Camden campus chancellor chosen as president of city outreach group
With goals to improve K-12 education and health care in cities, the chancellor of Rutgers-Camden was elected president of a coalition that pays attention to pressing needs of their surrounding communities.
“As you well know, in a lot of urban communities like Camden, the public schools are very bad. So we have been trying to figure out ways to improve public education in our communities,” said Wendell Pritchett, the newly elected head of the Coalition of Urban and Metropolitan Universities.
As an organization that includes representatives from 75 colleges in urban and metropolitan areas, the coalition aims to engage other organizations within the communities they work with to follow their lead.
“We will also be sharing ideas with governments at the state and federal level to hopefully get some support for new programs,” Pritchett said.
He said healthcare would be a major focus of his new leadership role.
“In almost every one of our communities, there are large hospitals ... and there is a big challenge with improving healthcare in poor cities,” he said.
Presidents of the colleges and universities that are a part of the coalition voted to elect Pritchett, who will serve a one-year term, said Bobbie Laur, coalition administrator.

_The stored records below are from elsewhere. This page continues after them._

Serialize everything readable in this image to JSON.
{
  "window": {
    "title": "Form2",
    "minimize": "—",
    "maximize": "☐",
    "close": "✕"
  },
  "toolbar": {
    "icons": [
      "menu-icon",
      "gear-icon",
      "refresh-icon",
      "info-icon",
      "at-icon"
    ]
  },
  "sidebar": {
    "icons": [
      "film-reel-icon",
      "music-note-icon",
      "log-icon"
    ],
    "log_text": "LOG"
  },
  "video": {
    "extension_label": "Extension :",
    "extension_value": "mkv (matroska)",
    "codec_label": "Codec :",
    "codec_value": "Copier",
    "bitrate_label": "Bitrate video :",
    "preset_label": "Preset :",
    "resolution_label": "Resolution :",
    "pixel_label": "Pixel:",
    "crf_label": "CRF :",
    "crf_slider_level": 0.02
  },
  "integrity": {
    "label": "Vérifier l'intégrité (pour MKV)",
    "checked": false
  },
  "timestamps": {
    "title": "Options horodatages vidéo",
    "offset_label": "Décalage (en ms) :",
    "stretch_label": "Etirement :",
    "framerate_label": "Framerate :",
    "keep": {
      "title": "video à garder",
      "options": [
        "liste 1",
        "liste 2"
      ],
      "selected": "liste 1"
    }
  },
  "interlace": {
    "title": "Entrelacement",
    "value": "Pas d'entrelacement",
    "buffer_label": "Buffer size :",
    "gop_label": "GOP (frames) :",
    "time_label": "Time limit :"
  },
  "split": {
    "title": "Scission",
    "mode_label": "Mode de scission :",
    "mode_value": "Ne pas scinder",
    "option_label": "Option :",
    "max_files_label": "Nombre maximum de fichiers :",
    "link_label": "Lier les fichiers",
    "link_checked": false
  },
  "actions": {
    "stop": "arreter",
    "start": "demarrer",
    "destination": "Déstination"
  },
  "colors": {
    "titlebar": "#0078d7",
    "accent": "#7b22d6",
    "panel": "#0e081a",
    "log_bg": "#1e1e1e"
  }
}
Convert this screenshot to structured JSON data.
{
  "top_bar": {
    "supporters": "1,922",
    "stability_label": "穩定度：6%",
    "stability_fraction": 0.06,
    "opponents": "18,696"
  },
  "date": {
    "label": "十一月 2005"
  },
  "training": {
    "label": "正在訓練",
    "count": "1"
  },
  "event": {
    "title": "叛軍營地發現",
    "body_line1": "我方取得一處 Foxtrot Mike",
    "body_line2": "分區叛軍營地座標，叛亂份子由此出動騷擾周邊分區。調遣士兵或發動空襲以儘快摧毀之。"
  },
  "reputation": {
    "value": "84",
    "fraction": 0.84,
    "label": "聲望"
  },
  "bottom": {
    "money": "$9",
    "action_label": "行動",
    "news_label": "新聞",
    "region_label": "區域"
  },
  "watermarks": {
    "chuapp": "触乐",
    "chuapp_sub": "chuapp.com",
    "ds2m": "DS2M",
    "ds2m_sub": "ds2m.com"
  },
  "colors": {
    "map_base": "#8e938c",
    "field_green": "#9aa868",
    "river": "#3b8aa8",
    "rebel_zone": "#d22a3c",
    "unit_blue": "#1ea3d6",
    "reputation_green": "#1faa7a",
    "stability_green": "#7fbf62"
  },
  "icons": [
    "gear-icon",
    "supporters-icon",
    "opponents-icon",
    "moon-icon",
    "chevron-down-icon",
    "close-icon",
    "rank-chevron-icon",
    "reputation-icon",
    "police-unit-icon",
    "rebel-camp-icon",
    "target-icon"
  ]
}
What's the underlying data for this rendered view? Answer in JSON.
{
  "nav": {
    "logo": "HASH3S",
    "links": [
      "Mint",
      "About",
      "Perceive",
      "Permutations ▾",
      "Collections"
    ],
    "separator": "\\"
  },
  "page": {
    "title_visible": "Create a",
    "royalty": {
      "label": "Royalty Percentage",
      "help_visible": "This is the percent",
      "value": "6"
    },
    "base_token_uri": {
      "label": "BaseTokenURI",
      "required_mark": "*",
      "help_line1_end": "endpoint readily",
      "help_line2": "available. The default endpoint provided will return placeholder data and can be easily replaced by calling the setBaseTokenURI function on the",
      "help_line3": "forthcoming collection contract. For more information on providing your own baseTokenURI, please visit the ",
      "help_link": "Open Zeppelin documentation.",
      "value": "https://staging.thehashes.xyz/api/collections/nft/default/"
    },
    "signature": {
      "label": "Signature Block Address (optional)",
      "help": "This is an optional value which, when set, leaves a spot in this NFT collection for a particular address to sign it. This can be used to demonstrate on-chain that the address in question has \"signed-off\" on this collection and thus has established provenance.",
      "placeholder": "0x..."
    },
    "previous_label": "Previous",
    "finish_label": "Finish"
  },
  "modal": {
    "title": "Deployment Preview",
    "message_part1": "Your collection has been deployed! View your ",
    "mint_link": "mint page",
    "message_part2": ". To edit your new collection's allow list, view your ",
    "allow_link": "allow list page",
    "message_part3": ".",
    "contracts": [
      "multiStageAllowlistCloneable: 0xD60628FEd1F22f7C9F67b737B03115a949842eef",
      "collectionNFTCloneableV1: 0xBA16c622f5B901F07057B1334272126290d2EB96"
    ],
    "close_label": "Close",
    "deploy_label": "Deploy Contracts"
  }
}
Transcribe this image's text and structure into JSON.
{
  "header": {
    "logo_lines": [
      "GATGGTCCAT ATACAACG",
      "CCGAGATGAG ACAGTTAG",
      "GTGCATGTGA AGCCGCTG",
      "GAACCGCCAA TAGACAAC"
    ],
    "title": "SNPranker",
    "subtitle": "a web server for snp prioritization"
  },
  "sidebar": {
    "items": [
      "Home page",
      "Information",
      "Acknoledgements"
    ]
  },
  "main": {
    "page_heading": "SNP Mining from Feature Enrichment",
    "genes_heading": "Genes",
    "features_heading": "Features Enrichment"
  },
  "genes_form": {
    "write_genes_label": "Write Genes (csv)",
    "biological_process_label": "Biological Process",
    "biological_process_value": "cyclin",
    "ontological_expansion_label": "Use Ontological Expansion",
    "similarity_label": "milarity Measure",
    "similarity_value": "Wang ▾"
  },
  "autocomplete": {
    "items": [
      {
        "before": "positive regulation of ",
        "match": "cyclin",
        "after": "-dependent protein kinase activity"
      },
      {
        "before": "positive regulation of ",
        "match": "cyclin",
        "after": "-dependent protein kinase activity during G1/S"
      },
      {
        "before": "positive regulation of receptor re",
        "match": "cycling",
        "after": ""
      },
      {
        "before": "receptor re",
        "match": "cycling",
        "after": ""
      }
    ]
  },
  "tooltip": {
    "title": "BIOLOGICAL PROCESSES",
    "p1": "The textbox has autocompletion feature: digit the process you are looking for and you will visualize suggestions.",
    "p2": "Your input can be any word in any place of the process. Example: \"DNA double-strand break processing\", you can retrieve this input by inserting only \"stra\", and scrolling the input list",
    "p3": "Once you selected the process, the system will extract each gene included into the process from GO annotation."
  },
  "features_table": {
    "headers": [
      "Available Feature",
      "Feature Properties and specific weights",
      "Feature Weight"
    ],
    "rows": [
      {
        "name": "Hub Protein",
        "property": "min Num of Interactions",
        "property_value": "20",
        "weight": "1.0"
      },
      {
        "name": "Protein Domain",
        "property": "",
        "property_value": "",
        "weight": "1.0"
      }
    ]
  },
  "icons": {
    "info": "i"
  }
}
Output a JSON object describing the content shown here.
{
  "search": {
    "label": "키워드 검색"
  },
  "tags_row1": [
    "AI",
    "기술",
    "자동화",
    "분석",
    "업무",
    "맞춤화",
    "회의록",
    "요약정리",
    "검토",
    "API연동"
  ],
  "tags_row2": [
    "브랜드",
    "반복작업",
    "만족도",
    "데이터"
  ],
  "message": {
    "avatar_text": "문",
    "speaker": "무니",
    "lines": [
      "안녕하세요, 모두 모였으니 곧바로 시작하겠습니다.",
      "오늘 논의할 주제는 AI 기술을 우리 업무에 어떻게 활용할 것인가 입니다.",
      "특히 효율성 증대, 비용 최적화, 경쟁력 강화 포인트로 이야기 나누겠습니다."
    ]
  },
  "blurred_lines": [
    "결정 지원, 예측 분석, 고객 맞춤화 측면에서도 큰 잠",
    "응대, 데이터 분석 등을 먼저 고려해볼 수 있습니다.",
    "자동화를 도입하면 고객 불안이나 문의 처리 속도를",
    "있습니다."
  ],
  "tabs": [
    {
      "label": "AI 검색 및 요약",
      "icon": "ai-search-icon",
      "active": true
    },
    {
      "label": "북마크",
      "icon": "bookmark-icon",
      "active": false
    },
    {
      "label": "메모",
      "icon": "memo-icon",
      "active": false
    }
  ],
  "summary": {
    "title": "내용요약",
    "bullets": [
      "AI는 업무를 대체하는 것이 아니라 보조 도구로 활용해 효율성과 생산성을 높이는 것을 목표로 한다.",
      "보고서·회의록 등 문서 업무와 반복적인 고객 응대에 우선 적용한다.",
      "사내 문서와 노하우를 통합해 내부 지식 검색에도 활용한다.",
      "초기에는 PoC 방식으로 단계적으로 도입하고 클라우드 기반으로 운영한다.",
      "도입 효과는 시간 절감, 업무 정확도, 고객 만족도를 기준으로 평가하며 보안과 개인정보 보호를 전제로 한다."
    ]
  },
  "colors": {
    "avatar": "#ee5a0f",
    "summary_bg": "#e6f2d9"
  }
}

“Everyone, myself included, is excited and honored that he has agreed to lead the coalition as we continue to try to be relevant and help our communities in these challenging economic times,” she said.
Laur said Pritchett has a proven track record of good work during his four years on the coalition’s executive committee, referring to a recent study he spearheaded that evaluated member universities and their communities.
“Its called the CUMU Impact Report and it focuses on evaluating the impact the universities are having on the areas they are in. ... It was conducted under [Pritchett’s] leadership,” she said.
This is not the first time someone from the University has been elected president of the coalition, said Mike Sepanic, associate chancellor for External Relations at Rutgers-Camden.
The last president was Steven Diner, a professor in the Department of History at Rutgers-Newark and former Newark campus chancellor.
Sepanic said the University is excited to have a faculty member in a leadership position in the coalition.
“Rutgers-Camden embraces the opportunities for innovative learning and service that our civic engagement initiative offers,” he said. “Our campus is proud that the CUMU membership respects Chancellor’s Pritchett’s leadership in this area and we look forward to sharing new ideas for service learning with the members of CUMU and other organizations.”
Aside from community outreach, Laur said the coalition holds a yearly conference for member organizations and also publishes The Metropolitan Universities Journal.
“[The conference and the journal] are probably the biggest outputs of the coalition in the past year. ... They are important in bringing together faculty, researchers, administrators, as well as community partners to talk about the issues of the day,” she said.
Laur said Pritchett shares the coalition’s vision of improving economically disadvantaged areas.
“I think Wendell is going to be a great advocate,” she said. “He understands the challenges faced by urban and metropolitan universities and I think he is the perfect person to help elevate these issues on a national scale.”